- **Problem to work on**
Reprint every line of the data, keeping each character intact.

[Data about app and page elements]
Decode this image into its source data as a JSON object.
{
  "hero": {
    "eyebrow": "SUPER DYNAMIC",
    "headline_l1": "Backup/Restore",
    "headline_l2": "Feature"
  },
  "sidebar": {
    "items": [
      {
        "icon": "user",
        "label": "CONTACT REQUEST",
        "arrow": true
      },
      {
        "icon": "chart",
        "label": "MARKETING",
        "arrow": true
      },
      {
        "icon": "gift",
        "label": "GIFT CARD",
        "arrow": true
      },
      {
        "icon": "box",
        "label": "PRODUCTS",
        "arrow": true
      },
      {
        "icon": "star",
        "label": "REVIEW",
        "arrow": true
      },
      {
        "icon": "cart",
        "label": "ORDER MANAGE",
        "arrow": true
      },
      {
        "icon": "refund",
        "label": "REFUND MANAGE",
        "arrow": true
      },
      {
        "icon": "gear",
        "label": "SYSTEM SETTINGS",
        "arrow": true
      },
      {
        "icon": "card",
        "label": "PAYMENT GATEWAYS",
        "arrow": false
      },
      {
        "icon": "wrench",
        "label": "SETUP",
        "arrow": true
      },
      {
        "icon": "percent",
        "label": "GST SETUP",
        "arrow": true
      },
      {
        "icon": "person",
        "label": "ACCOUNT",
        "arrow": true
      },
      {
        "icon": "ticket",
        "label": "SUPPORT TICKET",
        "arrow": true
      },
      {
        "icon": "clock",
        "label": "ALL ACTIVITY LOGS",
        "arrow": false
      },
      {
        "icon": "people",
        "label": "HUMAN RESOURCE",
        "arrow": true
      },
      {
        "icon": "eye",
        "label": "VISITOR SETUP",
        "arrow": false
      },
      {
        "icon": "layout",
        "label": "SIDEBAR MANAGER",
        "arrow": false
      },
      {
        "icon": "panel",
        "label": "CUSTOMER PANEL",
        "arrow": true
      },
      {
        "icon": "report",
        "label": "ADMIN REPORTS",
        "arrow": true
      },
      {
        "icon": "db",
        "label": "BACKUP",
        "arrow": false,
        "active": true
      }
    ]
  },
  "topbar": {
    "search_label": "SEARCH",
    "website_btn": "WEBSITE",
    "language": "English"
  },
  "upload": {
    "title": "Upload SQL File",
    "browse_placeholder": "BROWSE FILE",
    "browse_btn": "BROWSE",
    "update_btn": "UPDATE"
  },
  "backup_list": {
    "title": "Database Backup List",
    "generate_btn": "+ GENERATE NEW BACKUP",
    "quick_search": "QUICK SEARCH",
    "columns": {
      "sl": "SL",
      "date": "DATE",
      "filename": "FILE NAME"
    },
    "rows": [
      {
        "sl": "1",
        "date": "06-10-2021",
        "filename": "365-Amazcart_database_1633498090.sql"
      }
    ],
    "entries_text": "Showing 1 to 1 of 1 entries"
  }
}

- **Your response**
Decode this image into its source data as a JSON object.
{
  "hero": {
    "eyebrow": "SUPER DYNAMIC",
    "headline_l1": "Backup/Restore",
    "headline_l2": "Feature"
  },
  "sidebar": {
    "items": [
      {
        "icon": "user",
        "label": "CONTACT REQUEST",
        "arrow": true
      },
      {
        "icon": "chart",
        "label": "MARKETING",
        "arrow": true
      },
      {
        "icon": "gift",
        "label": "GIFT CARD",
        "arrow": true
      },
      {
        "icon": "box",
        "label": "PRODUCTS",
        "arrow": true
      },
      {
        "icon": "star",
        "label": "REVIEW",
        "arrow": true
      },
      {
        "icon": "cart",
        "label": "ORDER MANAGE",
        "arrow": true
      },
      {
        "icon": "refund",
        "label": "REFUND MANAGE",
        "arrow": true
      },
      {
        "icon": "gear",
        "label": "SYSTEM SETTINGS",
        "arrow": true
      },
      {
        "icon": "card",
        "label": "PAYMENT GATEWAYS",
        "arrow": false
      },
      {
        "icon": "wrench",
        "label": "SETUP",
        "arrow": true
      },
      {
        "icon": "percent",
        "label": "GST SETUP",
        "arrow": true
      },
      {
        "icon": "person",
        "label": "ACCOUNT",
        "arrow": true
      },
      {
        "icon": "ticket",
        "label": "SUPPORT TICKET",
        "arrow": true
      },
      {
        "icon": "clock",
        "label": "ALL ACTIVITY LOGS",
        "arrow": false
      },
      {
        "icon": "people",
        "label": "HUMAN RESOURCE",
        "arrow": true
      },
      {
        "icon": "eye",
        "label": "VISITOR SETUP",
        "arrow": false
      },
      {
        "icon": "layout",
        "label": "SIDEBAR MANAGER",
        "arrow": false
      },
      {
        "icon": "panel",
        "label": "CUSTOMER PANEL",
        "arrow": true
      },
      {
        "icon": "report",
        "label": "ADMIN REPORTS",
        "arrow": true
      },
      {
        "icon": "db",
        "label": "BACKUP",
        "arrow": false,
        "active": true
      }
    ]
  },
  "topbar": {
    "search_label": "SEARCH",
    "website_btn": "WEBSITE",
    "language": "English"
  },
  "upload": {
    "title": "Upload SQL File",
    "browse_placeholder": "BROWSE FILE",
    "browse_btn": "BROWSE",
    "update_btn": "UPDATE"
  },
  "backup_list": {
    "title": "Database Backup List",
    "generate_btn": "+ GENERATE NEW BACKUP",
    "quick_search": "QUICK SEARCH",
    "columns": {
      "sl": "SL",
      "date": "DATE",
      "filename": "FILE NAME"
    },
    "rows": [
      {
        "sl": "1",
        "date": "06-10-2021",
        "filename": "365-Amazcart_database_1633498090.sql"
      }
    ],
    "entries_text": "Showing 1 to 1 of 1 entries"
  }
}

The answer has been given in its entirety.